2012, like the years before it, have been incredible times for iOS gamers. This year was a little strange in that due to the magic of the App Store, a lot of the great games from 2011 continued to shine even brighter via updates throughout the year. Instead of one stand-out title like last year’s Superbrothers: Sword & Sworcery EP ($3.99), we ended the year with a list of fabulous games and ended up splitting hairs over which to socket into which positions. These five games are absolute must have titles that anyone with an iOS device should own.
Keep in mind, all next week during the iTunes freeze we’re going to be running various “Best of" lists, so if you don’t see a hat tip to a game you love in this particular list, chances are it’ll make an appearance somewhere next week as we conclude our 2012 coverage of iOS games and move on to bigger and better things in 2013.
TouchArcade Game of the Year
Waking Mars - GameClub, Free by Tiger Style Games – [Review] – [Forum Thread] – The same studio blew us away with our 2009 Game of the Year pick, Spider: The Secret of Bryce Manor (Free), and only a few years later does it again with Waking Mars. In the game, you play as an explorer who has landed on Mars and through a Metrovania-style adventure you explore the inner depths of the planet.

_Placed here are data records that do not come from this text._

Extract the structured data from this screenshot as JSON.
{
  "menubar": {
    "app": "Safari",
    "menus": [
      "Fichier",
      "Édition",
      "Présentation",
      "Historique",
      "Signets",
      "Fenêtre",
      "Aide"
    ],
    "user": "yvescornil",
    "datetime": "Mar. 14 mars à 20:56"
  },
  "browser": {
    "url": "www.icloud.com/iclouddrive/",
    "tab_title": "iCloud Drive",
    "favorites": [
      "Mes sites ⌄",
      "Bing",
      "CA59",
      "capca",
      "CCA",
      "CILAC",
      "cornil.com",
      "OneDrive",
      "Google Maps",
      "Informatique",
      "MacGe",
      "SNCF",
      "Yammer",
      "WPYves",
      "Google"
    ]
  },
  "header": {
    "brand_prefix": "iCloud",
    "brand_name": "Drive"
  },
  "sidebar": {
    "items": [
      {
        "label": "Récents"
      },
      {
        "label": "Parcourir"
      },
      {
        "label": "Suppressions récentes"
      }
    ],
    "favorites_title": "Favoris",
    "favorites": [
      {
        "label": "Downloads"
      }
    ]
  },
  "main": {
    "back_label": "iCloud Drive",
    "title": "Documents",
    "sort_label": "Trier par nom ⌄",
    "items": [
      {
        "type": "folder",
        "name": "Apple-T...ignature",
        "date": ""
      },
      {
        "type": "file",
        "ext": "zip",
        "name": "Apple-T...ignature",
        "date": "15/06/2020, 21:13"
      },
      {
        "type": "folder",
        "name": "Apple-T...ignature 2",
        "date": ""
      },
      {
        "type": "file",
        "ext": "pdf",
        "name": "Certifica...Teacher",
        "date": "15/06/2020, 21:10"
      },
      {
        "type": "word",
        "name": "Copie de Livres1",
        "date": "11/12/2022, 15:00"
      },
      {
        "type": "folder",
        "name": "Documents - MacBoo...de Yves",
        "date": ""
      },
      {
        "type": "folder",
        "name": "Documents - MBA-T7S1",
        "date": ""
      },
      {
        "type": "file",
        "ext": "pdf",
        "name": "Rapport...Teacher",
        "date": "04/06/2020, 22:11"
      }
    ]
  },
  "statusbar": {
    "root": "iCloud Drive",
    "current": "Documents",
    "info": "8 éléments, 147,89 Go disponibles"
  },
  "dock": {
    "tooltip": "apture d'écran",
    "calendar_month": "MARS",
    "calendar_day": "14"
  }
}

Numerous things set Waking Mars ahead of the pack, including a great graphical style and fantastic storytelling. What truly gripped us though, is how the game is entirely non-violent. It would’ve been all too easy for Tiger Style to give your character a gun and have you blasting through Martian caves until you’re blue in the face. Instead, you’re forced to meld with the ecosystems you discover and overcome challenges and puzzles utilizing the seeds of the various plant life you encounter.
Games these days entirely too often seem to hinge on how many things you can blow up, kill, or otherwise annihilate. Waking Mars provides a remarkably unique experience in that mastery of the game hinges on creation and harmony rather than destruction and mayhem.
TouchArcade Game of the Year Runner Up
10000000, $2.99 by EightyEight Games – [Review] – [Forum Thread] – This incredibly deep match three perfectly embodies the promise of the App Store. Here we’ve got a genre that’s beyond saturated in every way imaginable, and then a single developer comes entirely out of the blue and blows our collective minds. Here’s the gist- Everything you do in this game matters. On the surface, it’s a simple row sliding-based match three, but once you play through the tutorial you begin to realize that it’s more about managing the board state over forming any single specific match.
For instance, you’ll need sword and stave blocks in an immediate sense, as matching those is how you attack enemies. However, without managing removal of the stone and wood tiles, you quickly run out of available board space for swords and staves. Stone and wood are used for upgrading and repairing your castle, adding a sense of over-arching progression between individual match three dungeon crawling sessions. There’s a totally cool story behind the development of the game too, be sure to check out our bonus podcast where we interview the developer.
TouchArcade Game of the Year Honorable Mentions
Devil's Attorney, $4.99 by 1337 Game Design – [Review] – [Forum Thread] – The end result of sky-high production values, courtroom comedy, and gameplay that almost seems like a strategic card game, Devil’s Attorney absolutely blew us away. As you progress through the game you expand your career as a lawyer, complete with increasingly tacky wardrobe upgrades, heinous apartment tweaks, and so much more. Court battles hinge on defending your own credibility while attacking that of the opposing lawyers, evidence, and witnesses. Depending on your path of upgrades, you gain access to different abilities, which potentially substantially alter your courtroom strategy.
The Room Pocket, Free / The Room for iPad, $1.99 by Fireproof Games – [Review] – [Forum Thread] – Few games succeed at providing the level of immersion of The Room. Play it on your iPad if you can, but otherwise, grab your headphones, turn down the lights, and dive in. As a player you’re put to the task of unraveling the riddles of a curious mechanical box. Secrets are everywhere to discover, and each “layer" of the box reveals an increasingly detailed puzzle to solve. The only real down-side to The Room is that it ends shockingly abruptly, leaving you remarkably hungry for more. Fingers crossed for The Room 2 in 2013.
Super Hexagon, $2.99 by Terry Cavanagh – [Review] – [Forum Thread] – Perfectly playing on the need to play “just one more," games in Super Hexagon can last mere seconds. All you need to do is avoid the incoming hexagon. Sounds easy, right? See if you can last longer than ten seconds. Keep playing and suddenly you’ll be able to last 20, then 30, then much more. The sense of progression is incredible when you consider your typical game session (unless you’re just really, really good) often lasts less than a minute.